Yesterday we looked at the Ford Aerostar, a machine extremely thin-on-the-ground over here. Today we look at a car which could very probably fit between the front seats of the Ford, and which is probably less often seen in the Land Of The Free. The Aerostar was more Van than Minivan, but what does that make the Acty? Microvan? Nah. Im going with Nanovan.
As the name implies, The Carchive tends to concentrate on Cars, with other forms of wheeled transportation only making occasional appearances. This little Honda is the first we’ve seen in a while, and there may be more, depending on how you all reacty.
“Honda Acty vans and pick-up trucks, unlike many lightweight vans, are not just conversions of existing vehicles”
Full points for stating the obvious. There is absolutely no way the Acty could be mistaken for having been based on anything, apart perhaps it from a particularly capacious sit ‘n ride lawnmower. A true forward-control vehicle, the front wheels sitting directly below the drivers butt, he at the helm found himself playing the roll of crumple-zone. In the event of an accident the Acty was designed so that the force of impact would be absorbed by the drivers body and dissipated, via his torso and legs, into the chassis. Thus the valuable cargo would go unscathed.
“Overall dimensions of this versatile load carrier are a congestion-beating 3195mm x 1395mm”
I’ve eaten bigger packed lunches. The fantastic compactness of the Acty made it incredibly useful in tight urban areas, delivering down those alleyways that a Transit would have to seriously breathe in to access. The Acty could reach parts hitherto inaccessible by certain fat men. It was also blessed with the gift of making even the most hirsute and eligible man look positively ridiculous behind the wheel.
“The new water-cooled 545cc engine pushes out enough power…”
….For fowards momentum to be achieved. The two cylinders whistled out 30 cute little Japanese horses at a sky-high 6000rpm. Moving around town at a pace competitive with other traffic required an absolute absence of mechanical sympathy. In fact, driven in the ruthless fashion that the Acty best suited, they would zip along quite nicely. I mean, the maximum speed could be easily achieved by a tortoise riding a unicycle, but nought to, say, 28mph could be achieved with some eagerness.
“The revised cab offers saloon-car comfort and fatigue-free driving”
I find it impossible to believe that this could be anything but a complete lie. A look at the shallow vinyl bench seat, the acres of painted metal, the fact that the engine is under your arse (which the front suspension springs are directly connected to), together with the ten-inch wheels (the same size as the casters underneath my coffee-table) which are the perfect diameter to drop clean into every urban pot-hole in the country, would tend to suggest comfort in the league of defloration by giraffe rather than saloon car comfort.

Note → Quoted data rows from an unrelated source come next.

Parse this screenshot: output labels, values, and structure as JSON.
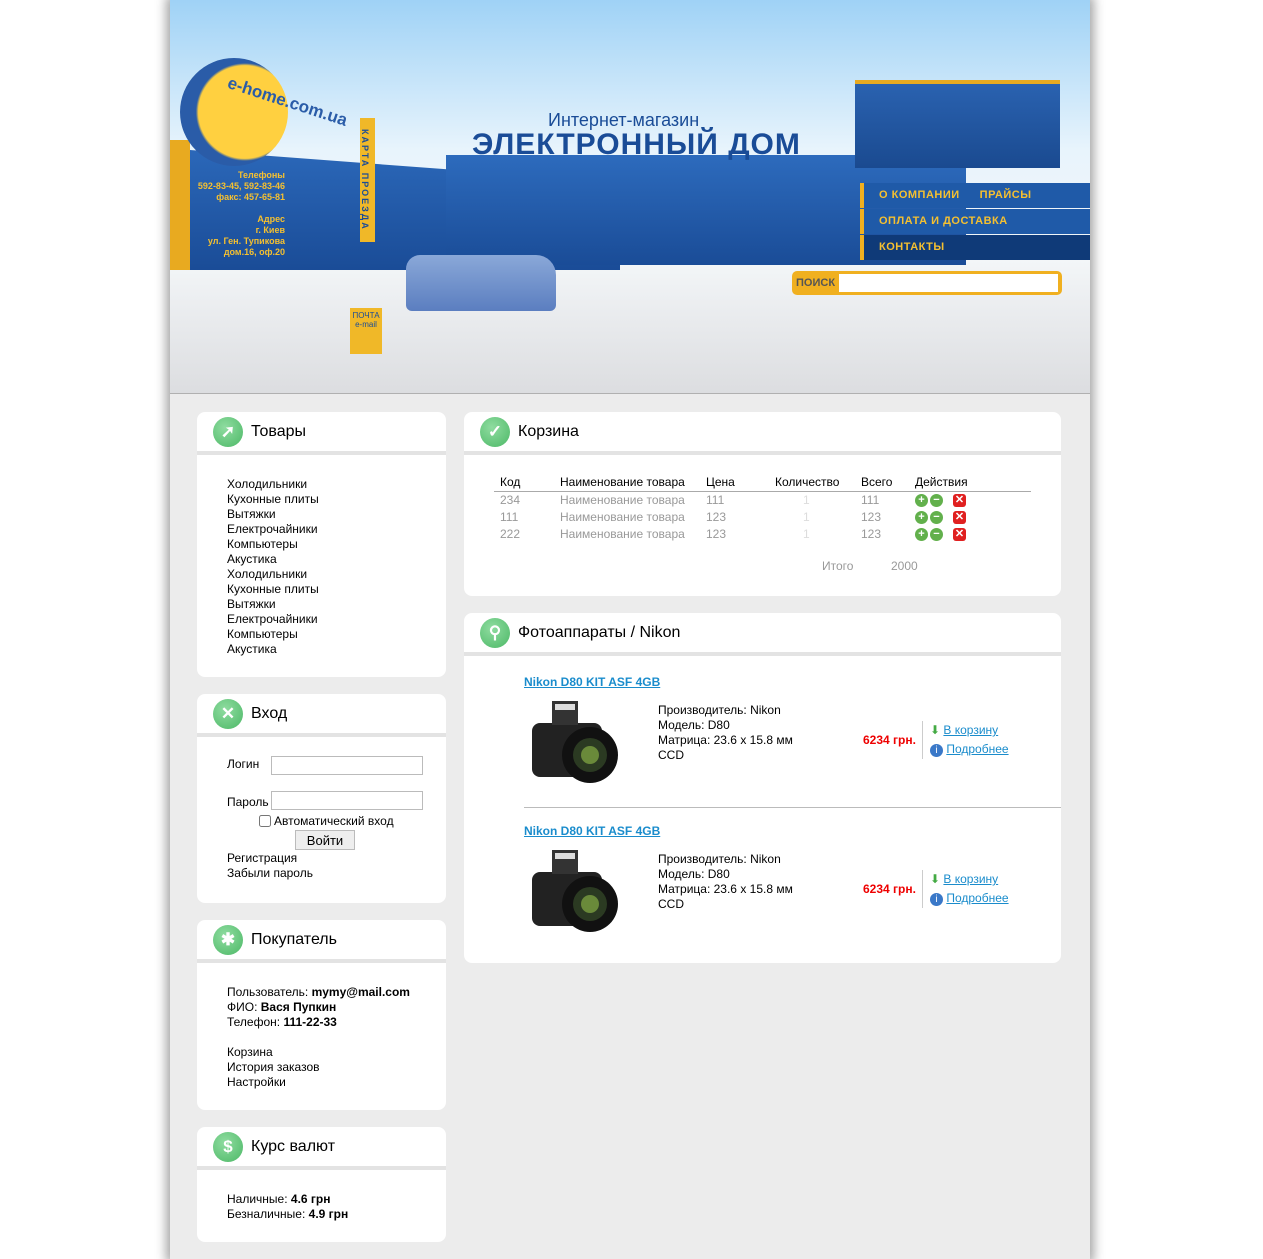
{
  "header": {
    "logo": "e-home.com.ua",
    "phones_label": "Телефоны",
    "phones": "592-83-45, 592-83-46",
    "fax": "факс: 457-65-81",
    "address_label": "Адрес",
    "city": "г. Киев",
    "street": "ул. Ген. Тупикова",
    "house": "дом.16, оф.20",
    "map_sign": "КАРТА ПРОЕЗДА",
    "mail_sign": "ПОЧТА",
    "mail_sign2": "e-mail",
    "subtitle": "Интернет-магазин",
    "title": "ЭЛЕКТРОННЫЙ ДОМ",
    "menu": [
      "О КОМПАНИИ",
      "ПРАЙСЫ",
      "ОПЛАТА И ДОСТАВКА",
      "КОНТАКТЫ"
    ],
    "search_label": "ПОИСК",
    "search_value": ""
  },
  "goods": {
    "title": "Товары",
    "items": [
      "Холодильники",
      "Кухонные плиты",
      "Вытяжки",
      "Електрочайники",
      "Компьютеры",
      "Акустика",
      "Холодильники",
      "Кухонные плиты",
      "Вытяжки",
      "Електрочайники",
      "Компьютеры",
      "Акустика"
    ]
  },
  "login": {
    "title": "Вход",
    "login_label": "Логин",
    "password_label": "Пароль",
    "auto_label": "Автоматический вход",
    "auto_checked": false,
    "submit": "Войти",
    "register": "Регистрация",
    "forgot": "Забыли пароль"
  },
  "buyer": {
    "title": "Покупатель",
    "user_label": "Пользователь:",
    "user": "mymy@mail.com",
    "name_label": "ФИО:",
    "name": "Вася Пупкин",
    "phone_label": "Телефон:",
    "phone": "111-22-33",
    "links": [
      "Корзина",
      "История заказов",
      "Настройки"
    ]
  },
  "currency": {
    "title": "Курс валют",
    "cash_label": "Наличные:",
    "cash": "4.6 грн",
    "noncash_label": "Безналичные:",
    "noncash": "4.9 грн"
  },
  "cart": {
    "title": "Корзина",
    "columns": [
      "Код",
      "Наименование товара",
      "Цена",
      "Количество",
      "Всего",
      "Действия"
    ],
    "rows": [
      {
        "code": "234",
        "name": "Наименование товара",
        "price": "111",
        "qty": "1",
        "total": "111"
      },
      {
        "code": "111",
        "name": "Наименование товара",
        "price": "123",
        "qty": "1",
        "total": "123"
      },
      {
        "code": "222",
        "name": "Наименование товара",
        "price": "123",
        "qty": "1",
        "total": "123"
      }
    ],
    "total_label": "Итого",
    "total": "2000"
  },
  "catalog": {
    "title": "Фотоаппараты / Nikon",
    "products": [
      {
        "name": "Nikon D80 KIT ASF 4GB",
        "maker": "Производитель: Nikon",
        "model": "Модель: D80",
        "matrix": "Матрица: 23.6 x 15.8 мм",
        "sensor": "CCD",
        "price": "6234 грн.",
        "cart": "В корзину",
        "more": "Подробнее"
      },
      {
        "name": "Nikon D80 KIT ASF 4GB",
        "maker": "Производитель: Nikon",
        "model": "Модель: D80",
        "matrix": "Матрица: 23.6 x 15.8 мм",
        "sensor": "CCD",
        "price": "6234 грн.",
        "cart": "В корзину",
        "more": "Подробнее"
      }
    ]
  }
}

The fatigue-free claim is an interesting one, too, what with max power at 6000rpm and an exhaust which exits under the nose of the Acty, not a million miles from the ventilation ducts, all the better for gentle asphyxiation.
“Acty, the second generation of Honda cans and trucks; bigger heart, broader shoulders.”
It all seems like I’m giving the poor little Acty a hard time. To be honest, that’s what everybody gave it. It showed such a willingness to soak up abuse that every Acty was thus treated until the day it fell apart at the seams, usually from total bodywork neglect. The Acty was so personable you didn’t so much junk it as have it put down.
Today, I really fancy an Acty as a kind of ironic track-day car. I mean, a centrally-mounted engine and De Dion rear axle are right out of the supercar copybook, and an Acty is a lot closer to my likely budget.
(Disclaimer: All images are of original manufacturers publicity material, photographed by me. Please note my experience of Acty driving has been in an entirely non road-legal one with no doors and with gaping holes in the floor. Though I’ll bet an immaculate one wasn’t vastly more comfortable.)